__Records for this exercise__

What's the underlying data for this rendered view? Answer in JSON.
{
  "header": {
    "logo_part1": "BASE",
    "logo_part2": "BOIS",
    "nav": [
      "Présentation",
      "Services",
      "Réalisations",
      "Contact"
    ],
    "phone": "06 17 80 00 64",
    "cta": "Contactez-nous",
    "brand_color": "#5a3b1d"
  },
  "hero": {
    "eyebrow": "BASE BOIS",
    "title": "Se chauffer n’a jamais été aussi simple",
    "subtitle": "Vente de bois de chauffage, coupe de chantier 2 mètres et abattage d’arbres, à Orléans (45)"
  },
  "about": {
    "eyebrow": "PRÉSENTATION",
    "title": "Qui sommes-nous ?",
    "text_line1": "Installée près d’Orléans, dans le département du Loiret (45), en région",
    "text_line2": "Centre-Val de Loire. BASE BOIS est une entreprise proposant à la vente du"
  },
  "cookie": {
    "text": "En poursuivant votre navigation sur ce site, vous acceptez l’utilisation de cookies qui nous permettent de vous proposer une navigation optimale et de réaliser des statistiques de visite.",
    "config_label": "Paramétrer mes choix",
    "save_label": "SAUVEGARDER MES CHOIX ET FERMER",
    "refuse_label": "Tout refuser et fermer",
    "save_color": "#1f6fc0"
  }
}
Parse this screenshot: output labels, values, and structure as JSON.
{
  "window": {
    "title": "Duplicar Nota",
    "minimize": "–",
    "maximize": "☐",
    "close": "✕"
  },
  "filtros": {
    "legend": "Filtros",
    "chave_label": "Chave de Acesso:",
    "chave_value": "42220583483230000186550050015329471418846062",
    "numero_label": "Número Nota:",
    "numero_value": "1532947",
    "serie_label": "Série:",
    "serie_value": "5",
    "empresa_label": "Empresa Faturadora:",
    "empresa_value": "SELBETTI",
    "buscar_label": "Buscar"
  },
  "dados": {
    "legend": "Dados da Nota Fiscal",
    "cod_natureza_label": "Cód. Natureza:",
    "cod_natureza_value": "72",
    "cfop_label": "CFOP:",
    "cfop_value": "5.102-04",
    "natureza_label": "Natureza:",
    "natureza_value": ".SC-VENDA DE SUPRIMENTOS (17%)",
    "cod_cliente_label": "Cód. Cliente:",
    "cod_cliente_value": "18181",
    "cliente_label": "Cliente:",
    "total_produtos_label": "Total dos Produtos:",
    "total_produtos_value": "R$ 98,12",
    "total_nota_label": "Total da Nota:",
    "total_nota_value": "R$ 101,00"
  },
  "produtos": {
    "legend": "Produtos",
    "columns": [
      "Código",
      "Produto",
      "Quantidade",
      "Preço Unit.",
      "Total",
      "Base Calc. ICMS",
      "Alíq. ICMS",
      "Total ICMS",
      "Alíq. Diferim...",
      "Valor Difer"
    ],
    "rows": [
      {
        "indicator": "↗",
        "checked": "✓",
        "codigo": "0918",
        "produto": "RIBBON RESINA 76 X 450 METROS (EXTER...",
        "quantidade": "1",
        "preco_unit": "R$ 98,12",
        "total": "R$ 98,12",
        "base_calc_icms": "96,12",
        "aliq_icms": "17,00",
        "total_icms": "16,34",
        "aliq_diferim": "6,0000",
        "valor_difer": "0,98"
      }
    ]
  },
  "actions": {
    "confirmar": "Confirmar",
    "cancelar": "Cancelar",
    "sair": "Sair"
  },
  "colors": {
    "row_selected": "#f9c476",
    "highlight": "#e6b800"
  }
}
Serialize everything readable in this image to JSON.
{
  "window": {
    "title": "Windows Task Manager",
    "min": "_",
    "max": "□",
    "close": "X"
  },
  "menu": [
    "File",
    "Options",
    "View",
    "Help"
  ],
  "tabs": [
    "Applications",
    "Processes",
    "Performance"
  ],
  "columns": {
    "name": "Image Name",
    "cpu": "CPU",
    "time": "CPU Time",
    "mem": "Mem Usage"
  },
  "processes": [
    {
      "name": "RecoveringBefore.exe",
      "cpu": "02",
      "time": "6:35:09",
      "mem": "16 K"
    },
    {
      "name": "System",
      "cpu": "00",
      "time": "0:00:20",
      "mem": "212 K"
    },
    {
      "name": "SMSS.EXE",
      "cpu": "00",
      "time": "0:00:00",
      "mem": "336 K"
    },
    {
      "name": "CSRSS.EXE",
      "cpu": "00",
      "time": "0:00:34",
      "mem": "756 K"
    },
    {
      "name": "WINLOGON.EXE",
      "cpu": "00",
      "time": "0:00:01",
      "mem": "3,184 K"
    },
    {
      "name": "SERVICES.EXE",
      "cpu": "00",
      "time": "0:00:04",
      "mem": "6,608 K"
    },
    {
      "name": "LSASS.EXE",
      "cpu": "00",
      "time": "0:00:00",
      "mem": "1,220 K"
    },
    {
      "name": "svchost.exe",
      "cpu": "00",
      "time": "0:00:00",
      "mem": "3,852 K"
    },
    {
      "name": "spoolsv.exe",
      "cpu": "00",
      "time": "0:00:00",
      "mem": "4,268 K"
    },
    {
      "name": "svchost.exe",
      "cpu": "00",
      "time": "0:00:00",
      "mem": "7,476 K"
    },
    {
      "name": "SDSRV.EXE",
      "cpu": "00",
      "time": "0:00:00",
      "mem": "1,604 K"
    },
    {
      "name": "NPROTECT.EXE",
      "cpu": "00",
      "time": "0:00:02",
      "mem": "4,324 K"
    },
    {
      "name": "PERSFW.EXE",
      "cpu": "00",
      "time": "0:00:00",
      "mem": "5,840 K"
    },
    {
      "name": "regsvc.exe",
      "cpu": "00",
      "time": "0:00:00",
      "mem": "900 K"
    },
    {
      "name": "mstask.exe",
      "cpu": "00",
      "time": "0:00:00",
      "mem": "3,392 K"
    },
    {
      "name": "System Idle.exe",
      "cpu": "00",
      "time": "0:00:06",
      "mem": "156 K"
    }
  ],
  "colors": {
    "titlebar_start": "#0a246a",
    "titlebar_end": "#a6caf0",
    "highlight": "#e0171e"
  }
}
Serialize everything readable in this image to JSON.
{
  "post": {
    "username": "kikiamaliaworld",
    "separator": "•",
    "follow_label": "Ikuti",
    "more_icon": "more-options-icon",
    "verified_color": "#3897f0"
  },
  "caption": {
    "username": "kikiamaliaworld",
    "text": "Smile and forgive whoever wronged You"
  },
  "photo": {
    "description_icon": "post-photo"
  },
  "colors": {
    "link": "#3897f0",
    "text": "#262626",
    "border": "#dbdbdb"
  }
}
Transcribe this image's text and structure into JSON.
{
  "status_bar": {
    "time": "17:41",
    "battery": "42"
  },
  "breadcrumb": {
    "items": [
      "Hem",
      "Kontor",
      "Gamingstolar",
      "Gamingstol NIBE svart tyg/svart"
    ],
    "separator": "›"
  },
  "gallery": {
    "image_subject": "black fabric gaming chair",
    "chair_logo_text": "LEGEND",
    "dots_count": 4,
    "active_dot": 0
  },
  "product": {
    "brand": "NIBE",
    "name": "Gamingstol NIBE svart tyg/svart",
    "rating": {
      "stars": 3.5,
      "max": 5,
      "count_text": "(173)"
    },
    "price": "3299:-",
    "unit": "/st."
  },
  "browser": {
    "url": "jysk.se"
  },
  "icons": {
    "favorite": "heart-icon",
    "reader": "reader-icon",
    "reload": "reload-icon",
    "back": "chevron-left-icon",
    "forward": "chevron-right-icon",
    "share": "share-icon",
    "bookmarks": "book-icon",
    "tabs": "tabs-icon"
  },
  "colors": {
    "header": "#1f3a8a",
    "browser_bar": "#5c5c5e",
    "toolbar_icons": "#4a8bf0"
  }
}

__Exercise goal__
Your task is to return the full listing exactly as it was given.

__Output for this exercise__
What's the underlying data for this rendered view? Answer in JSON.
{
  "header": {
    "logo_part1": "BASE",
    "logo_part2": "BOIS",
    "nav": [
      "Présentation",
      "Services",
      "Réalisations",
      "Contact"
    ],
    "phone": "06 17 80 00 64",
    "cta": "Contactez-nous",
    "brand_color": "#5a3b1d"
  },
  "hero": {
    "eyebrow": "BASE BOIS",
    "title": "Se chauffer n’a jamais été aussi simple",
    "subtitle": "Vente de bois de chauffage, coupe de chantier 2 mètres et abattage d’arbres, à Orléans (45)"
  },
  "about": {
    "eyebrow": "PRÉSENTATION",
    "title": "Qui sommes-nous ?",
    "text_line1": "Installée près d’Orléans, dans le département du Loiret (45), en région",
    "text_line2": "Centre-Val de Loire. BASE BOIS est une entreprise proposant à la vente du"
  },
  "cookie": {
    "text": "En poursuivant votre navigation sur ce site, vous acceptez l’utilisation de cookies qui nous permettent de vous proposer une navigation optimale et de réaliser des statistiques de visite.",
    "config_label": "Paramétrer mes choix",
    "save_label": "SAUVEGARDER MES CHOIX ET FERMER",
    "refuse_label": "Tout refuser et fermer",
    "save_color": "#1f6fc0"
  }
}
Parse this screenshot: output labels, values, and structure as JSON.
{
  "window": {
    "title": "Duplicar Nota",
    "minimize": "–",
    "maximize": "☐",
    "close": "✕"
  },
  "filtros": {
    "legend": "Filtros",
    "chave_label": "Chave de Acesso:",
    "chave_value": "42220583483230000186550050015329471418846062",
    "numero_label": "Número Nota:",
    "numero_value": "1532947",
    "serie_label": "Série:",
    "serie_value": "5",
    "empresa_label": "Empresa Faturadora:",
    "empresa_value": "SELBETTI",
    "buscar_label": "Buscar"
  },
  "dados": {
    "legend": "Dados da Nota Fiscal",
    "cod_natureza_label": "Cód. Natureza:",
    "cod_natureza_value": "72",
    "cfop_label": "CFOP:",
    "cfop_value": "5.102-04",
    "natureza_label": "Natureza:",
    "natureza_value": ".SC-VENDA DE SUPRIMENTOS (17%)",
    "cod_cliente_label": "Cód. Cliente:",
    "cod_cliente_value": "18181",
    "cliente_label": "Cliente:",
    "total_produtos_label": "Total dos Produtos:",
    "total_produtos_value": "R$ 98,12",
    "total_nota_label": "Total da Nota:",
    "total_nota_value": "R$ 101,00"
  },
  "produtos": {
    "legend": "Produtos",
    "columns": [
      "Código",
      "Produto",
      "Quantidade",
      "Preço Unit.",
      "Total",
      "Base Calc. ICMS",
      "Alíq. ICMS",
      "Total ICMS",
      "Alíq. Diferim...",
      "Valor Difer"
    ],
    "rows": [
      {
        "indicator": "↗",
        "checked": "✓",
        "codigo": "0918",
        "produto": "RIBBON RESINA 76 X 450 METROS (EXTER...",
        "quantidade": "1",
        "preco_unit": "R$ 98,12",
        "total": "R$ 98,12",
        "base_calc_icms": "96,12",
        "aliq_icms": "17,00",
        "total_icms": "16,34",
        "aliq_diferim": "6,0000",
        "valor_difer": "0,98"
      }
    ]
  },
  "actions": {
    "confirmar": "Confirmar",
    "cancelar": "Cancelar",
    "sair": "Sair"
  },
  "colors": {
    "row_selected": "#f9c476",
    "highlight": "#e6b800"
  }
}
Serialize everything readable in this image to JSON.
{
  "window": {
    "title": "Windows Task Manager",
    "min": "_",
    "max": "□",
    "close": "X"
  },
  "menu": [
    "File",
    "Options",
    "View",
    "Help"
  ],
  "tabs": [
    "Applications",
    "Processes",
    "Performance"
  ],
  "columns": {
    "name": "Image Name",
    "cpu": "CPU",
    "time": "CPU Time",
    "mem": "Mem Usage"
  },
  "processes": [
    {
      "name": "RecoveringBefore.exe",
      "cpu": "02",
      "time": "6:35:09",
      "mem": "16 K"
    },
    {
      "name": "System",
      "cpu": "00",
      "time": "0:00:20",
      "mem": "212 K"
    },
    {
      "name": "SMSS.EXE",
      "cpu": "00",
      "time": "0:00:00",
      "mem": "336 K"
    },
    {
      "name": "CSRSS.EXE",
      "cpu": "00",
      "time": "0:00:34",
      "mem": "756 K"
    },
    {
      "name": "WINLOGON.EXE",
      "cpu": "00",
      "time": "0:00:01",
      "mem": "3,184 K"
    },
    {
      "name": "SERVICES.EXE",
      "cpu": "00",
      "time": "0:00:04",
      "mem": "6,608 K"
    },
    {
      "name": "LSASS.EXE",
      "cpu": "00",
      "time": "0:00:00",
      "mem": "1,220 K"
    },
    {
      "name": "svchost.exe",
      "cpu": "00",
      "time": "0:00:00",
      "mem": "3,852 K"
    },
    {
      "name": "spoolsv.exe",
      "cpu": "00",
      "time": "0:00:00",
      "mem": "4,268 K"
    },
    {
      "name": "svchost.exe",
      "cpu": "00",
      "time": "0:00:00",
      "mem": "7,476 K"
    },
    {
      "name": "SDSRV.EXE",
      "cpu": "00",
      "time": "0:00:00",
      "mem": "1,604 K"
    },
    {
      "name": "NPROTECT.EXE",
      "cpu": "00",
      "time": "0:00:02",
      "mem": "4,324 K"
    },
    {
      "name": "PERSFW.EXE",
      "cpu": "00",
      "time": "0:00:00",
      "mem": "5,840 K"
    },
    {
      "name": "regsvc.exe",
      "cpu": "00",
      "time": "0:00:00",
      "mem": "900 K"
    },
    {
      "name": "mstask.exe",
      "cpu": "00",
      "time": "0:00:00",
      "mem": "3,392 K"
    },
    {
      "name": "System Idle.exe",
      "cpu": "00",
      "time": "0:00:06",
      "mem": "156 K"
    }
  ],
  "colors": {
    "titlebar_start": "#0a246a",
    "titlebar_end": "#a6caf0",
    "highlight": "#e0171e"
  }
}
Serialize everything readable in this image to JSON.
{
  "post": {
    "username": "kikiamaliaworld",
    "separator": "•",
    "follow_label": "Ikuti",
    "more_icon": "more-options-icon",
    "verified_color": "#3897f0"
  },
  "caption": {
    "username": "kikiamaliaworld",
    "text": "Smile and forgive whoever wronged You"
  },
  "photo": {
    "description_icon": "post-photo"
  },
  "colors": {
    "link": "#3897f0",
    "text": "#262626",
    "border": "#dbdbdb"
  }
}
Transcribe this image's text and structure into JSON.
{
  "status_bar": {
    "time": "17:41",
    "battery": "42"
  },
  "breadcrumb": {
    "items": [
      "Hem",
      "Kontor",
      "Gamingstolar",
      "Gamingstol NIBE svart tyg/svart"
    ],
    "separator": "›"
  },
  "gallery": {
    "image_subject": "black fabric gaming chair",
    "chair_logo_text": "LEGEND",
    "dots_count": 4,
    "active_dot": 0
  },
  "product": {
    "brand": "NIBE",
    "name": "Gamingstol NIBE svart tyg/svart",
    "rating": {
      "stars": 3.5,
      "max": 5,
      "count_text": "(173)"
    },
    "price": "3299:-",
    "unit": "/st."
  },
  "browser": {
    "url": "jysk.se"
  },
  "icons": {
    "favorite": "heart-icon",
    "reader": "reader-icon",
    "reload": "reload-icon",
    "back": "chevron-left-icon",
    "forward": "chevron-right-icon",
    "share": "share-icon",
    "bookmarks": "book-icon",
    "tabs": "tabs-icon"
  },
  "colors": {
    "header": "#1f3a8a",
    "browser_bar": "#5c5c5e",
    "toolbar_icons": "#4a8bf0"
  }
}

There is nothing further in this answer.